SCHEDULE: The delegation is due to meet with President Tsai Ing-wen this morning and witness the signing of an MOU on bilateral health cooperation in the afternoon US Secretary of Health and Human Services (HHS) Alex Azar yesterday arrived in Taipei aboard a US government plane at the head of a delegation that is the highest-level visit by a US official since Washington switched diplomatic recognition to China in 1979. Azar’s flight landed at Taipei International Airport (Songshan airport) at 4:48pm, nearly one hour earlier than scheduled, the Ministry of Foreign Affairs said. The apron where it landed is reserved for military aircraft, the Songshan Air Force Base Command said. The members of Azar’s delegation included HHS Assistant Secretary for Preparedness and Response Robert Kadlec, HHS Chief of Staff Brian
CHINESE FIGHTERS: Beijing marked the US Cabinet member’s visit by briefly sending two warplanes across the median line of the Taiwan Strait yesterday morning President Tsai Ing-wen (蔡英文) yesterday met with US Secretary of Health and Human Services Alex Azar in the highest-level official meeting between the two nations since 1979. “It is a true honor to be here to convey a message of strong support and friendship from [US] President [Donald] Trump to Taiwan,” Azar said during the open portion of his courtesy call to the Presidential Office, which was streamed live online before Tsai and Azar held a closed-door meeting. “Taiwan’s response to COVID-19 has been among the most successful in the world, and that is a tribute to the open, transparent,
Taiwanese-independence advocates yesterday accused former president Ma Ying-jeou (馬英九) of breaking national security laws and called on the judiciary to investigate after his statement that “China will wage a battle, which will be quick and will be the last battle for Taiwan.” Ma showed his true colors “as a mouthpiece of the Chinese Communist Party” in his speech on Monday when he said the “first battle will be the last,” Taiwan Republic Office (台灣國辦公室) director Chilly Chen (陳峻涵) said. “Ma is threatening Taiwanese by claiming that Beijing will launch a quick invasion of Taiwan, but that the US military will have no
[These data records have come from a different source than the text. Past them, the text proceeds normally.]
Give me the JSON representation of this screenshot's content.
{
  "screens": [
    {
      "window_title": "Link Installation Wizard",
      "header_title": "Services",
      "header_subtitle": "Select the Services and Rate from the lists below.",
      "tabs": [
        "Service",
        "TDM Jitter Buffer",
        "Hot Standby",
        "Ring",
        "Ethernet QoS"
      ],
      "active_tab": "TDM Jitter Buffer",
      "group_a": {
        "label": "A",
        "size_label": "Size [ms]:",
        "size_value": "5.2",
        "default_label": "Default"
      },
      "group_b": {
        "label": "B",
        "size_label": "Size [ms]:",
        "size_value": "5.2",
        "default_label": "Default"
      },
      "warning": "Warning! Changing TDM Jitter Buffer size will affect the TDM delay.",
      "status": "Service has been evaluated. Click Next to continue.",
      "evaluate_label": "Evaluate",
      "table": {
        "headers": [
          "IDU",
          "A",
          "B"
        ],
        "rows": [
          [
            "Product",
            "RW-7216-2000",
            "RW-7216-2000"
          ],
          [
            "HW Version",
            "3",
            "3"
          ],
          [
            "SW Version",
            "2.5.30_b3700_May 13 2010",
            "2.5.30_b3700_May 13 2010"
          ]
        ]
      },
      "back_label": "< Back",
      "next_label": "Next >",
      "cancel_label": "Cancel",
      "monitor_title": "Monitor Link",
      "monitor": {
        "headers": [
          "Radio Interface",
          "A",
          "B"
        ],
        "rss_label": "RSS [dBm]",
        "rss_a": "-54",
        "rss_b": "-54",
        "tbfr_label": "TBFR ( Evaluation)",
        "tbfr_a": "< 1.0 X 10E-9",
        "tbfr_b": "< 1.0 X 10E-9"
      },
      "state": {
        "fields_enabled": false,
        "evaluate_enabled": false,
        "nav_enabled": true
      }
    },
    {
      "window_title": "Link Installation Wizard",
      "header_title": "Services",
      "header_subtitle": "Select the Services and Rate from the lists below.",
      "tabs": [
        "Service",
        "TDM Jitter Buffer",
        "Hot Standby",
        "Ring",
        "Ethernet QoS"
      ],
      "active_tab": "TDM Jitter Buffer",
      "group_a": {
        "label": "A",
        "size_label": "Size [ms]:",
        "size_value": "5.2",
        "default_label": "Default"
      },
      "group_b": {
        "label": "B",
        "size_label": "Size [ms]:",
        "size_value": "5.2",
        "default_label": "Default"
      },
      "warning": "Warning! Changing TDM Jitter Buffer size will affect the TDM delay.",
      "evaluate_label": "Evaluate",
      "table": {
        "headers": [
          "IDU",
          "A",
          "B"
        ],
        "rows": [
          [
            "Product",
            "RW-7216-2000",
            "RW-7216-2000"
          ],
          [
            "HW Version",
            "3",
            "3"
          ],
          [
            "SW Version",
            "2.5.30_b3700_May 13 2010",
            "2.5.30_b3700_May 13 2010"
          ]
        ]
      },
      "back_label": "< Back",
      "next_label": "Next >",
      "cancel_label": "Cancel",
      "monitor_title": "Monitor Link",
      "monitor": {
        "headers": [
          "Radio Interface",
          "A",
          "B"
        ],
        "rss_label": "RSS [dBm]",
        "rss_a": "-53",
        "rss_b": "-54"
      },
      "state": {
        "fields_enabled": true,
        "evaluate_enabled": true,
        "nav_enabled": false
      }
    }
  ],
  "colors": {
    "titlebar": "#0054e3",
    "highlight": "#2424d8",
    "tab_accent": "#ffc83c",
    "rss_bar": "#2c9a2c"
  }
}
PARTNERSHIP AND LEARNING: A Princeton University health policy researcher said that the nation would be a ‘treasure trove’ of information for the US health chief US Secretary of Health and Human Services Alex Azar on Friday said he wants to learn about Taiwan’s “incredibly effective” response to COVID-19, even though the nation did things that the US has fumbled, such as having a unified strategy and citizens willing to wear masks. Azar leads a US delegation arriving today for a three-day visit to Taiwan. They are to meet with President Tsai Ing-wen (蔡英文) and health system leaders, and Azar is to give a speech to public health graduates. “The message of this trip is about Taiwan,” Azar said in an interview, deflecting a question about China.